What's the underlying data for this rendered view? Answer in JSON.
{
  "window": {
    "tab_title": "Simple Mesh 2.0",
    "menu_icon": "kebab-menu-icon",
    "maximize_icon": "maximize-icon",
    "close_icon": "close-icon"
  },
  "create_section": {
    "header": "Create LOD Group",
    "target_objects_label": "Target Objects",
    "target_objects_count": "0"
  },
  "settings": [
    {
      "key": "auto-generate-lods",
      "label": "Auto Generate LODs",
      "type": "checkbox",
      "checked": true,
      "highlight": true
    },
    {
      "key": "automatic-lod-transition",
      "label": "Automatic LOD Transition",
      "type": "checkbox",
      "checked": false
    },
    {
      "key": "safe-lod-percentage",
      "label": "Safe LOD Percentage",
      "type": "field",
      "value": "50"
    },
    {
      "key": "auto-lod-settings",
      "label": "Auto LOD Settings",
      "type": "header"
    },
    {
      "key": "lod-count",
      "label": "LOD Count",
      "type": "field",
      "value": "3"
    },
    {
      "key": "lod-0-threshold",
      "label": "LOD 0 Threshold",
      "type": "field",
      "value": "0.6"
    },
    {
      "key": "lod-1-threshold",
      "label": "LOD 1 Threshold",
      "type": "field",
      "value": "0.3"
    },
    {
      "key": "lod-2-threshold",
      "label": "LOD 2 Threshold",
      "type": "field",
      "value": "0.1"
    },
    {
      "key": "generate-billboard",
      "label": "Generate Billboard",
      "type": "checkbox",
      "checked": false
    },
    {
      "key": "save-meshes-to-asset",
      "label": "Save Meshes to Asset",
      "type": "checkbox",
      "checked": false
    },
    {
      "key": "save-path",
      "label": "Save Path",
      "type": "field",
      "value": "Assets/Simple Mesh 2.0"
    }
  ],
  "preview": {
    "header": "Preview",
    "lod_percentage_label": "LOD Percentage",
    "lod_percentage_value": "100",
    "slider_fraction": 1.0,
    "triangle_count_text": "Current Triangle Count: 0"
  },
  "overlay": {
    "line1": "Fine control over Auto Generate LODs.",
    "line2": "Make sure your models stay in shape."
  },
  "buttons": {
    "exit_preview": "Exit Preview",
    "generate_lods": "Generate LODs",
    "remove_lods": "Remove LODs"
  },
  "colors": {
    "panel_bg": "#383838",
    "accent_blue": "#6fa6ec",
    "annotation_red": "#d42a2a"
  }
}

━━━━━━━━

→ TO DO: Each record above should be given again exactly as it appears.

→ SOLUTION TO THE PROBLEM:
What's the underlying data for this rendered view? Answer in JSON.
{
  "window": {
    "tab_title": "Simple Mesh 2.0",
    "menu_icon": "kebab-menu-icon",
    "maximize_icon": "maximize-icon",
    "close_icon": "close-icon"
  },
  "create_section": {
    "header": "Create LOD Group",
    "target_objects_label": "Target Objects",
    "target_objects_count": "0"
  },
  "settings": [
    {
      "key": "auto-generate-lods",
      "label": "Auto Generate LODs",
      "type": "checkbox",
      "checked": true,
      "highlight": true
    },
    {
      "key": "automatic-lod-transition",
      "label": "Automatic LOD Transition",
      "type": "checkbox",
      "checked": false
    },
    {
      "key": "safe-lod-percentage",
      "label": "Safe LOD Percentage",
      "type": "field",
      "value": "50"
    },
    {
      "key": "auto-lod-settings",
      "label": "Auto LOD Settings",
      "type": "header"
    },
    {
      "key": "lod-count",
      "label": "LOD Count",
      "type": "field",
      "value": "3"
    },
    {
      "key": "lod-0-threshold",
      "label": "LOD 0 Threshold",
      "type": "field",
      "value": "0.6"
    },
    {
      "key": "lod-1-threshold",
      "label": "LOD 1 Threshold",
      "type": "field",
      "value": "0.3"
    },
    {
      "key": "lod-2-threshold",
      "label": "LOD 2 Threshold",
      "type": "field",
      "value": "0.1"
    },
    {
      "key": "generate-billboard",
      "label": "Generate Billboard",
      "type": "checkbox",
      "checked": false
    },
    {
      "key": "save-meshes-to-asset",
      "label": "Save Meshes to Asset",
      "type": "checkbox",
      "checked": false
    },
    {
      "key": "save-path",
      "label": "Save Path",
      "type": "field",
      "value": "Assets/Simple Mesh 2.0"
    }
  ],
  "preview": {
    "header": "Preview",
    "lod_percentage_label": "LOD Percentage",
    "lod_percentage_value": "100",
    "slider_fraction": 1.0,
    "triangle_count_text": "Current Triangle Count: 0"
  },
  "overlay": {
    "line1": "Fine control over Auto Generate LODs.",
    "line2": "Make sure your models stay in shape."
  },
  "buttons": {
    "exit_preview": "Exit Preview",
    "generate_lods": "Generate LODs",
    "remove_lods": "Remove LODs"
  },
  "colors": {
    "panel_bg": "#383838",
    "accent_blue": "#6fa6ec",
    "annotation_red": "#d42a2a"
  }
}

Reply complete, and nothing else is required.